Coil (Probe) Design
The most important feature in eddy current testing is the way in which the eddy currents are induced and detected in the material under test. This depends on the design of the probe. As discussed in the previous pages, probes can contain one or more coils, a core and shielding. All have an important effect on the probe, but the coil requires the most design consideration.
A coil consists of a length of wire wound in a helical manner around the length of a former. The main purpose of the former is to provide a sufficient amount of rigidity in the coil to prevent distortion. Formers used for coils with diameters greater than a few millimeters (i.e. encircling and pancake coils), generally take the form of tubes or rings made from dielectric materials. Small-diameter coils are usually wound directly onto a solid former.
The region inside the former is called the core, which can consist of either a solid material or just air. When the core is air or a nonconductive material, the probe is often referred to as an air-core probe. Some coils are wound around a ferrite core which concentrates the the coil's magnetic field into a smaller area. These coils are referred to as "loaded" coils.
The wire used in an eddy current probe is typically made from copper or other nonferrous metal to avoid magnetic hysteresis effects. The winding usually has more than one layer so as to increase the value of inductance for a given length of coil. The higher the inductance (L) of a coil, at a given frequency, the greater the sensitivity of eddy current testing.
It is essential that the current through the coil is as low as possible. Too high a current may produce:
The value of L is given by:
- a rise in temperature, hence an expansion of the coil, which increases the value of L.
- magnetic hysteresis, which is small but detectable when a ferrite core is used.
L = Kn2 p [ (ro2 - rc2) - µrrc2] µo / l
- ro is the mean radius of the coil.
- rc is the radius of the core.
- l is the length of the coil.
- n is the number of turns.
- µr is the relative magnetic permeability of the core.

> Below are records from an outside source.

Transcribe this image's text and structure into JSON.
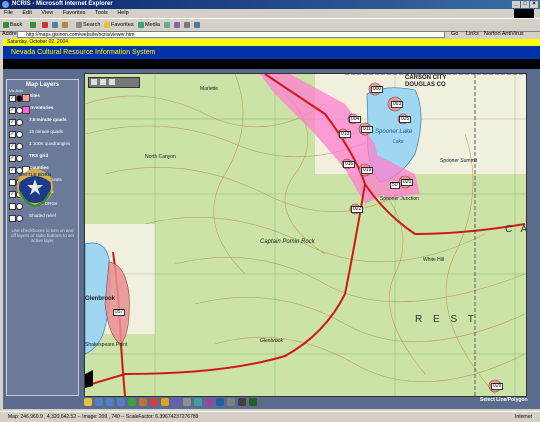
{
  "window": {
    "title": "NCRIS - Microsoft Internet Explorer",
    "controls": [
      "_",
      "□",
      "×"
    ]
  },
  "menu": [
    "File",
    "Edit",
    "View",
    "Favorites",
    "Tools",
    "Help"
  ],
  "toolbar": {
    "back": "Back",
    "search": "Search",
    "favorites": "Favorites",
    "media": "Media"
  },
  "address": {
    "label": "Address",
    "url": "http://maps.gisinon.com/website/ncris/viewer.htm",
    "go": "Go",
    "links": "Links",
    "norton": "Norton AntiVirus"
  },
  "date_text": "Saturday, October 02, 2004",
  "banner_title": "Nevada Cultural Resource Information System",
  "panel": {
    "header": "Map Layers",
    "subheader": "Vis Actv",
    "layers": [
      {
        "label": "Sites",
        "bold": true,
        "visible": true,
        "active": true,
        "swatch": "#ff9999"
      },
      {
        "label": "Inventories",
        "bold": true,
        "visible": true,
        "active": false,
        "swatch": "#ff66cc"
      },
      {
        "label": "7.5 minute quads",
        "bold": true,
        "visible": true,
        "active": false,
        "swatch": ""
      },
      {
        "label": "15 minute quads",
        "bold": false,
        "visible": true,
        "active": false,
        "swatch": ""
      },
      {
        "label": "1:100K quadrangles",
        "bold": false,
        "visible": true,
        "active": false,
        "swatch": ""
      },
      {
        "label": "TRS grid",
        "bold": true,
        "visible": true,
        "active": false,
        "swatch": ""
      },
      {
        "label": "Counties",
        "bold": true,
        "visible": true,
        "active": false,
        "swatch": "#ffffff"
      },
      {
        "label": "Hydrologic units",
        "bold": false,
        "visible": false,
        "active": false,
        "swatch": ""
      },
      {
        "label": "7.5m DRGs",
        "bold": true,
        "visible": true,
        "active": false,
        "swatch": ""
      },
      {
        "label": "1:100K DRGs",
        "bold": false,
        "visible": false,
        "active": false,
        "swatch": ""
      },
      {
        "label": "Shaded relief",
        "bold": false,
        "visible": false,
        "active": false,
        "swatch": ""
      }
    ],
    "hint": "Use checkboxes to turn on and off layers or radio buttons to set active layer",
    "seal_motto": "BATTLE BORN"
  },
  "map_labels": {
    "carson_city": "CARSON CITY",
    "douglas_co": "DOUGLAS CO",
    "spooner_lake": "Spooner Lake",
    "spooner_summit": "Spooner Summit",
    "spooner_junction": "Spooner Junction",
    "captain_pomin_rock": "Captain Pomin Rock",
    "white_hill": "White Hill",
    "glenbrook": "Glenbrook",
    "glenbrook_creek": "Glenbrook",
    "north_canyon": "North Canyon",
    "rest": "R E S T",
    "c_a": "C A",
    "lake_label": "Lake",
    "marlette": "Marlette",
    "shakespeare_point": "Shakespeare Point",
    "hwy_50": "50",
    "site_labels": [
      "000",
      "003",
      "004",
      "011",
      "013",
      "016",
      "019",
      "020",
      "022",
      "025",
      "029",
      "057"
    ]
  },
  "status": {
    "text": "Map: 246,960.9 , 4,320,642.52 -- Image: 209 , 740 -- ScaleFactor: 6.39674237276789",
    "zone": "Internet",
    "select_label": "Select Line/Polygon"
  },
  "colors": {
    "banner_bg": "#0033aa",
    "banner_fg": "#ffff00",
    "date_bg": "#ffff00",
    "panel_bg": "#6b7a99",
    "site": "#e06060",
    "road": "#cc0000"
  }
}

- µo is the permeability of free space (i.e. 4 pi x 10-7 H/m).
- K is a dimensionless constant characteristic of the length and the external and internal radii.